There’s a spring-like feeling of optimism in the air this week in Cambridge, and it’s good to know that the city’s bookstores are opening again this month. One of them is the Cambridge University Press Bookshop at 1, Trinity Street, opposite the University Senate House. It has a claim to be the oldest bookshop site in the UK, as there have been booksellers there since at least 1581. In 1846 the owners Daniel and Alexander Macmillan employed their nephew Robert Bowes as an apprentice. He later became a partner in the business, and the shop became Bowes & Bowes in 1907. In 1986 it was renamed Sherratt & Hughes, then in 1992 the Press took it over, and turned it into the beautiful, light-filled building that it is today.

This historic Cambridge landmark features in a book that I reviewed in the Times Literary Supplement this week. Inventory of a Life Mislaid is a self-declared ‘unreliable memoir’ by Marina Warner, DBE. It’s an evocative account of how her Italian mother Emilia (always known as ‘Ilia’) and her English father Esmond met and married in occupied Italy in 1944, and the postwar years that they spent in Cairo with their two young daughters. Esmond Warner knew William Henry ‘Billy’ Smith, 3rd Viscount Hambleden, personally as they’d been at Eton together, and persuaded his influential friends at W.H. Smith & Son Ltd to set up business in Egypt in 1948: it would be the first overseas branch of the bookselling, newspaper distribution and stationery operation. Esmond became the manager of Cairo House, known locally as ‘the English bookshop’.

‘Opening a bookshop in Cairo after the war seemed a civilized idea,’ Marina Warner writes, but looking back, the colonial assumptions of the wealthy British abroad during that era now make her flinch. Her father’s character ‘was cadenced by the long, deep roots of the family in the empire’, she tells us. ‘I have been writing throughout my life in response to this background.’ Her parents’ comfortable ex-patriate lifestyle in Cairo was disrupted by an outbreak of rioting and mass arson of January 1952, and one of Warner’s earliest memories is of seeing the charred contents of her father’s beloved bookshop which was destroyed. The Cairo Fire ‘called time on a world and an era’, Warner observes. Soon afterwards, General Abdel Nasser emerged as leader of the insurgents and in 1956 he was elected president of Egypt. Soon afterwards, in the face of British and French fury, he took control of the Suez Canal.

The Warners moved to Brussels in 1954 and in 1959 came back to England, where Esmond became manager of the ‘handsome and historic’ bookshop Bowes & Bowes in Cambridge (W.H. Smith Ltd had bought it in 1953 and kept the prestigious name). Esmond loved running the bookshop, chatting with dons and students, and laughing what his daughter describes as his ‘long-cured, confident’ laugh. During the 1960s he opened two smaller branches of Bowes & Bowes in Trinity Street, one specializing in foreign languages, the other in sciences: ‘neither were profitable’ Warner writes, ‘and besides, shoplifting was a problem’.

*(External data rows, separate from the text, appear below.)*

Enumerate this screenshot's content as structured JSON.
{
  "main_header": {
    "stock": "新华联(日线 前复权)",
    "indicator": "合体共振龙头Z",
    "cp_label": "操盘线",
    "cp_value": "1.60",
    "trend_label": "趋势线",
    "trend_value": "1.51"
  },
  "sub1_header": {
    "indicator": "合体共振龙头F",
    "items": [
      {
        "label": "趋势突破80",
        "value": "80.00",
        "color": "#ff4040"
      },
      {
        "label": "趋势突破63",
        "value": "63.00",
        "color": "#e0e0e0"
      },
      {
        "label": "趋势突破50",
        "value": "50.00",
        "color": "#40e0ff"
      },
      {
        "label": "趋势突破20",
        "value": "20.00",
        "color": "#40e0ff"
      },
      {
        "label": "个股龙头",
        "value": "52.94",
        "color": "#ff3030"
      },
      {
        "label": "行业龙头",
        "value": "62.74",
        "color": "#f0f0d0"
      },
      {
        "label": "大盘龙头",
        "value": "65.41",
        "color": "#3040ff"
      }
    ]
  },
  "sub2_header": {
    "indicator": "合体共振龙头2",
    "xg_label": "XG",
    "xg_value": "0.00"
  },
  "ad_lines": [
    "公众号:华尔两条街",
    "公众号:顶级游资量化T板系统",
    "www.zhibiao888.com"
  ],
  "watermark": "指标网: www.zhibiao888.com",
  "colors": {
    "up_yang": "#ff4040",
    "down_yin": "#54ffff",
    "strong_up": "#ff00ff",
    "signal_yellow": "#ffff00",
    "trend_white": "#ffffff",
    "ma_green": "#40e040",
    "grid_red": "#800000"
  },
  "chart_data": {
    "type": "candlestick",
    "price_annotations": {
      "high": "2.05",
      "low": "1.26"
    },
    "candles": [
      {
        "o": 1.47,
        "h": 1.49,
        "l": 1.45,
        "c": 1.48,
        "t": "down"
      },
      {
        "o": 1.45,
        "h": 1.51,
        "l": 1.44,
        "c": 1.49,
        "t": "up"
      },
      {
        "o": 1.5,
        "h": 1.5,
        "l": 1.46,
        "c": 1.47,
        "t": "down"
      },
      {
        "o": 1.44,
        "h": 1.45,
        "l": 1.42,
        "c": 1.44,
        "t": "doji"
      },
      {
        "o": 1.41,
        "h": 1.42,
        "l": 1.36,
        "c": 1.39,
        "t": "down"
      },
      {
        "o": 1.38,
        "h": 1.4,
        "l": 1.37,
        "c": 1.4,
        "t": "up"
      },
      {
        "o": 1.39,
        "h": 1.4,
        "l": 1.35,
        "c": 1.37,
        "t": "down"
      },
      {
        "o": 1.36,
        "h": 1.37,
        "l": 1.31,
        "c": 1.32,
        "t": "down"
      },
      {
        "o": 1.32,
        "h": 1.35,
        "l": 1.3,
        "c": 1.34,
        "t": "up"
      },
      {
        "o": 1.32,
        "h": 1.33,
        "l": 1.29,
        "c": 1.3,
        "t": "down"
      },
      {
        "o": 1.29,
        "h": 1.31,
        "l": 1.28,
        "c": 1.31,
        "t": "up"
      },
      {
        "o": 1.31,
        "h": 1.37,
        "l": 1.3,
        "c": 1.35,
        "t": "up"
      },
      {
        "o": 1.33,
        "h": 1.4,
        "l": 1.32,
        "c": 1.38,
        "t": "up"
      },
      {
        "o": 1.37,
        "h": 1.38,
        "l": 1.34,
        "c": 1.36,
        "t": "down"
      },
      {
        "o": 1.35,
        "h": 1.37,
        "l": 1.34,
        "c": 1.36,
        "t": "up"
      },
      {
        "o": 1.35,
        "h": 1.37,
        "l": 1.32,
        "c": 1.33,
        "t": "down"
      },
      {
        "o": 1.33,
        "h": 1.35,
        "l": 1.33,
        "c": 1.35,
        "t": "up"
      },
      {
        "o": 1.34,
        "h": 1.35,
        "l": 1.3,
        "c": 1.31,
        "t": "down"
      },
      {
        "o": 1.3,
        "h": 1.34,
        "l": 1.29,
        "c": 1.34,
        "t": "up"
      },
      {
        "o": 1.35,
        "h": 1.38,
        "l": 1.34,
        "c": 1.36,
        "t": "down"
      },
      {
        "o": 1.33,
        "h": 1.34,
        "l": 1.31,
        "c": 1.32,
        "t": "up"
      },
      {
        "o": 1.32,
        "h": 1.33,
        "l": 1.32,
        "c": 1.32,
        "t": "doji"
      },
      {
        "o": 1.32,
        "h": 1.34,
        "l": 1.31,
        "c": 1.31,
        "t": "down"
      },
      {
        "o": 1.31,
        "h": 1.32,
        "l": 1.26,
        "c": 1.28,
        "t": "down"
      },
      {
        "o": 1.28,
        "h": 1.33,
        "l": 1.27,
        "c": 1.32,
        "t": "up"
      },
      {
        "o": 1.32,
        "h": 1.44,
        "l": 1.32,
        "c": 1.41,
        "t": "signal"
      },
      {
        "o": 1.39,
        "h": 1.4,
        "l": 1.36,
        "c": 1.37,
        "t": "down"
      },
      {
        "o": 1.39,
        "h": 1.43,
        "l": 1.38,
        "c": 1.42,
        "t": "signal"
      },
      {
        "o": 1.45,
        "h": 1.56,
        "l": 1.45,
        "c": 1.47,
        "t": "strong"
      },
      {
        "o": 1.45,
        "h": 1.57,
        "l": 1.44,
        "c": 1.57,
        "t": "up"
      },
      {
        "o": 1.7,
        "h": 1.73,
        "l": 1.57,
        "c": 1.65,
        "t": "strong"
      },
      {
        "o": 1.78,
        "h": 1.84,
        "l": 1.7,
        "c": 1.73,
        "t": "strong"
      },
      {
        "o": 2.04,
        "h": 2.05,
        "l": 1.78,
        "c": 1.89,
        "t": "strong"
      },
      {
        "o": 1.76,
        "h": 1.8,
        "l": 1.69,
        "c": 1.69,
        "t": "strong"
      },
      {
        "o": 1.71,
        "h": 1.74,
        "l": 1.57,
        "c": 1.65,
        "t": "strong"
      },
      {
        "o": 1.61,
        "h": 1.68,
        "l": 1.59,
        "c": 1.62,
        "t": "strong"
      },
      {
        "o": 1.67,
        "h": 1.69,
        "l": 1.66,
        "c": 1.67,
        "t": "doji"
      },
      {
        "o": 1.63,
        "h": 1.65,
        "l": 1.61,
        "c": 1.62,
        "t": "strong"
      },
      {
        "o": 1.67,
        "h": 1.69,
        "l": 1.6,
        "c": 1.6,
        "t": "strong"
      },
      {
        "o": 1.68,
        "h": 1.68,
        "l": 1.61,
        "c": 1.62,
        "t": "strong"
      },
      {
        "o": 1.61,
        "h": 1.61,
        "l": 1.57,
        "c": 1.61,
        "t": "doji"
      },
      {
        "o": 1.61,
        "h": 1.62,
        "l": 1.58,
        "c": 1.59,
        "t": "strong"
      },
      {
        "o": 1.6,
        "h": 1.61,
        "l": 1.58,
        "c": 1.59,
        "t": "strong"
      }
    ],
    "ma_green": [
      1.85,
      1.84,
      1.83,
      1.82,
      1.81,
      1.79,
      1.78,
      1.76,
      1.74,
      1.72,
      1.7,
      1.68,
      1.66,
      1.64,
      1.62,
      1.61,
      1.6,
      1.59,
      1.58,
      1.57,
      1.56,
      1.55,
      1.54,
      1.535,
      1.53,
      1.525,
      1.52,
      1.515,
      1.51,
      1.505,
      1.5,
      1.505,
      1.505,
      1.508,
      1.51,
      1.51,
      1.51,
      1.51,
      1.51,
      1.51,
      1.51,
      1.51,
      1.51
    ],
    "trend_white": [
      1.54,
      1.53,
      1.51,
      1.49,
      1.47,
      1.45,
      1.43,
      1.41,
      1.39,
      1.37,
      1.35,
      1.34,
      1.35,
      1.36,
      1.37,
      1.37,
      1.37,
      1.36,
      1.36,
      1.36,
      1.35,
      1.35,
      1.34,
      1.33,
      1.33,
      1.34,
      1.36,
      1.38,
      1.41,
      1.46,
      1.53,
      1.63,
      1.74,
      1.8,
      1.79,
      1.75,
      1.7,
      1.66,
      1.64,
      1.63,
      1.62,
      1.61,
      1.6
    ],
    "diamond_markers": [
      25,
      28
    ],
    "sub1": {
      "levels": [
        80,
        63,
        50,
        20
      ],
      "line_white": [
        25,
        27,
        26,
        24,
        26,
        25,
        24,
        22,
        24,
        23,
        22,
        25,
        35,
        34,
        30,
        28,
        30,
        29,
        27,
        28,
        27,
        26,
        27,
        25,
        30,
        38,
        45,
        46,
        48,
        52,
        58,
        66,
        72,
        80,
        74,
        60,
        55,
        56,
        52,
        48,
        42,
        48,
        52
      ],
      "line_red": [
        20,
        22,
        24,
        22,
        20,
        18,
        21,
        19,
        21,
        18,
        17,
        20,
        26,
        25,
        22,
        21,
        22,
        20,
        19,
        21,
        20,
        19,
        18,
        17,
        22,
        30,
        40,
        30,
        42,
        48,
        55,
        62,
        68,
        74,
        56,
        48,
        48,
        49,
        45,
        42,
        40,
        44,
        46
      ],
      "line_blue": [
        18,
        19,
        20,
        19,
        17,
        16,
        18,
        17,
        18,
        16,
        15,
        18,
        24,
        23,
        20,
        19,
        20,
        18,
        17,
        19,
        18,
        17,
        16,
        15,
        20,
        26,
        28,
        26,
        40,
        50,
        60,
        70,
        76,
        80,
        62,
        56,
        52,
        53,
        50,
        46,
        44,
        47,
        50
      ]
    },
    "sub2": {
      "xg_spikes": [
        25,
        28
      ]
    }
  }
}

While Esmond ran his beloved bookshop and grew his prize roses in their garden in Lolworth, Warner’s mother Ilia taught Italian to young people at a local ‘crammer’s’ and learned how to drive. On the quiet Cambridge roads of the 1960s, it seems that she was as eye-catching and beautiful as one of Esmond’s roses. ‘At the wheel of a Triumph Herald coupé, she cut a startling figure in what was then a provincial town,’ Warner recalls, ‘with her big sunglasses and a Hermès headscarf tied under the chin as worn by the Queen’.

© Ann Kennedy Smith 31 March 2021

Sources: Inventory of a Life Mislaid: an unreliable memoir Marina Warner (Harper Collins, 2021); Cambridge University Press Bookshop website (accessed 31.3.21); ‘1, Trinity Street’ on Capturing Cambridge website (accessed 31.3.21)